━━ DATA TO PROCESS
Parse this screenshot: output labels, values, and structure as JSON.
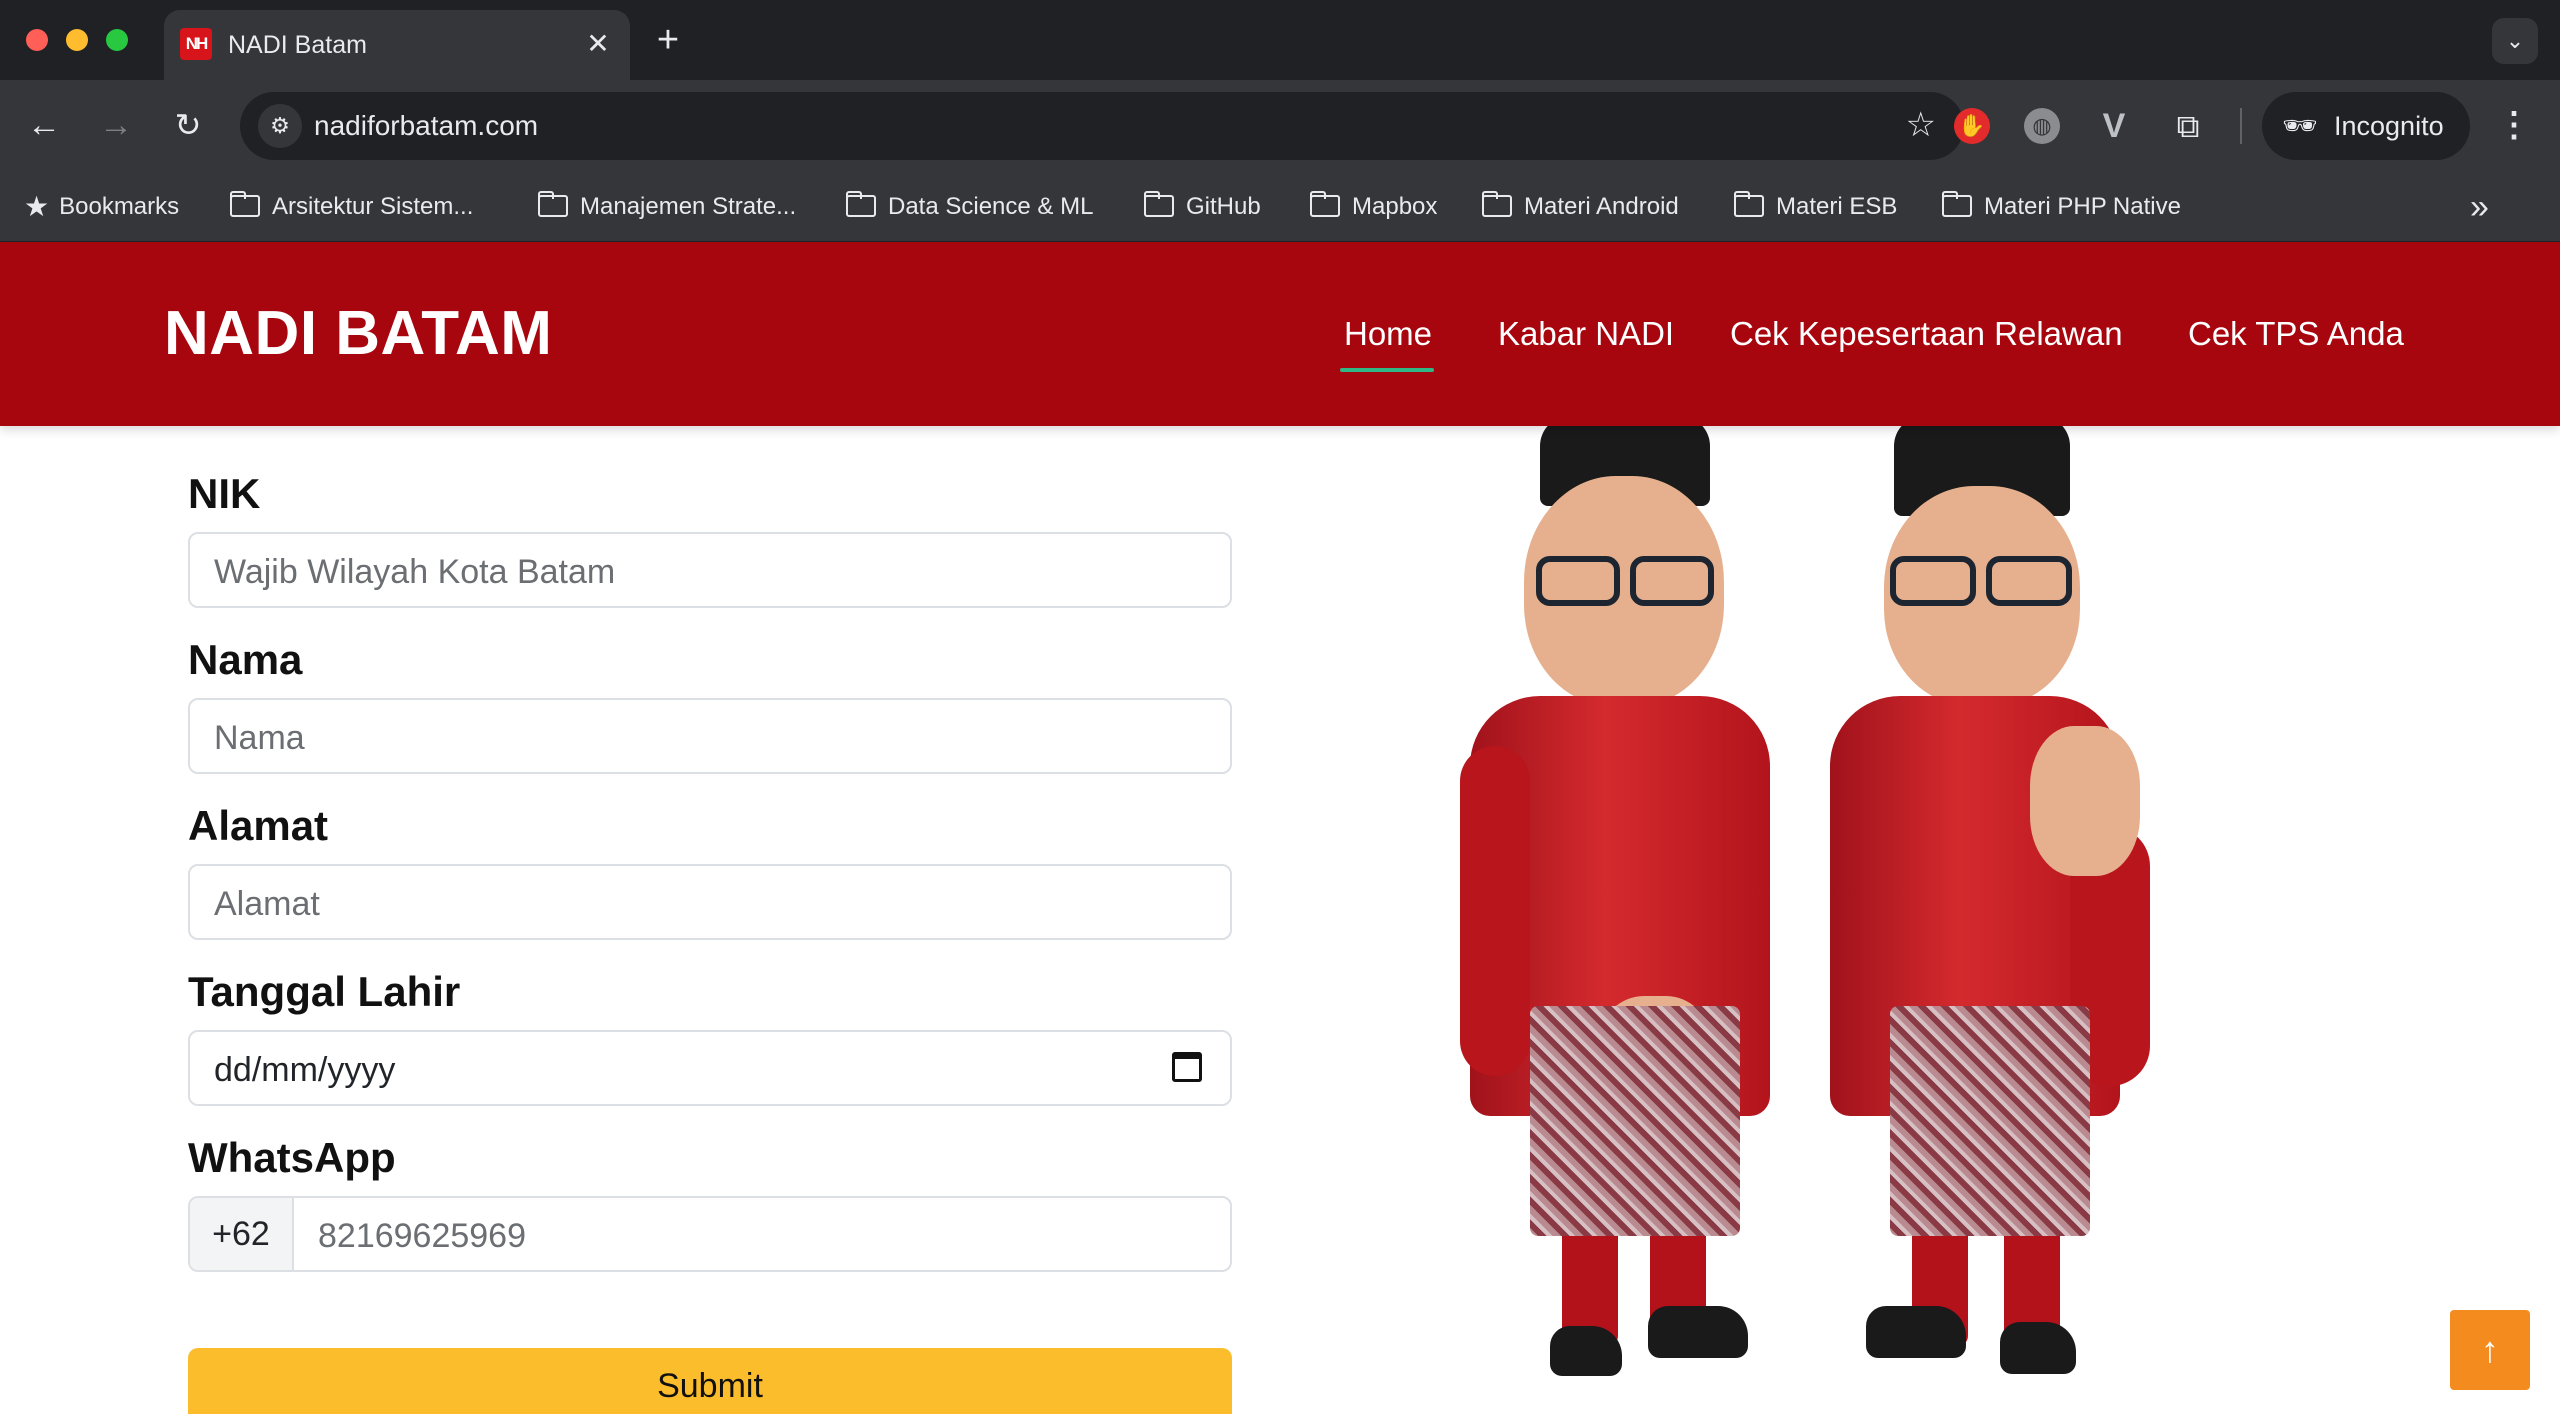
{
  "browser": {
    "tab": {
      "favicon_text": "NH",
      "title": "NADI Batam"
    },
    "url": "nadiforbatam.com",
    "incognito_label": "Incognito",
    "bookmarks": [
      {
        "label": "Bookmarks",
        "icon": "star-icon"
      },
      {
        "label": "Arsitektur Sistem...",
        "icon": "folder-icon"
      },
      {
        "label": "Manajemen Strate...",
        "icon": "folder-icon"
      },
      {
        "label": "Data Science & ML",
        "icon": "folder-icon"
      },
      {
        "label": "GitHub",
        "icon": "folder-icon"
      },
      {
        "label": "Mapbox",
        "icon": "folder-icon"
      },
      {
        "label": "Materi Android",
        "icon": "folder-icon"
      },
      {
        "label": "Materi ESB",
        "icon": "folder-icon"
      },
      {
        "label": "Materi PHP Native",
        "icon": "folder-icon"
      }
    ]
  },
  "site": {
    "brand": "NADI BATAM",
    "nav": [
      {
        "label": "Home",
        "active": true
      },
      {
        "label": "Kabar NADI",
        "active": false
      },
      {
        "label": "Cek Kepesertaan Relawan",
        "active": false
      },
      {
        "label": "Cek TPS Anda",
        "active": false
      }
    ],
    "colors": {
      "header": "#a8060e",
      "submit": "#fbbd2b",
      "active_underline": "#2fb886",
      "scroll_top": "#f48b1f"
    }
  },
  "form": {
    "nik": {
      "label": "NIK",
      "placeholder": "Wajib Wilayah Kota Batam"
    },
    "nama": {
      "label": "Nama",
      "placeholder": "Nama"
    },
    "alamat": {
      "label": "Alamat",
      "placeholder": "Alamat"
    },
    "tanggal_lahir": {
      "label": "Tanggal Lahir",
      "placeholder": "dd/mm/yyyy"
    },
    "whatsapp": {
      "label": "WhatsApp",
      "prefix": "+62",
      "placeholder": "82169625969"
    },
    "submit_label": "Submit"
  }
}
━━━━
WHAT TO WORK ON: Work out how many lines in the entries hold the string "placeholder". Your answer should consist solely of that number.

RESULT: 5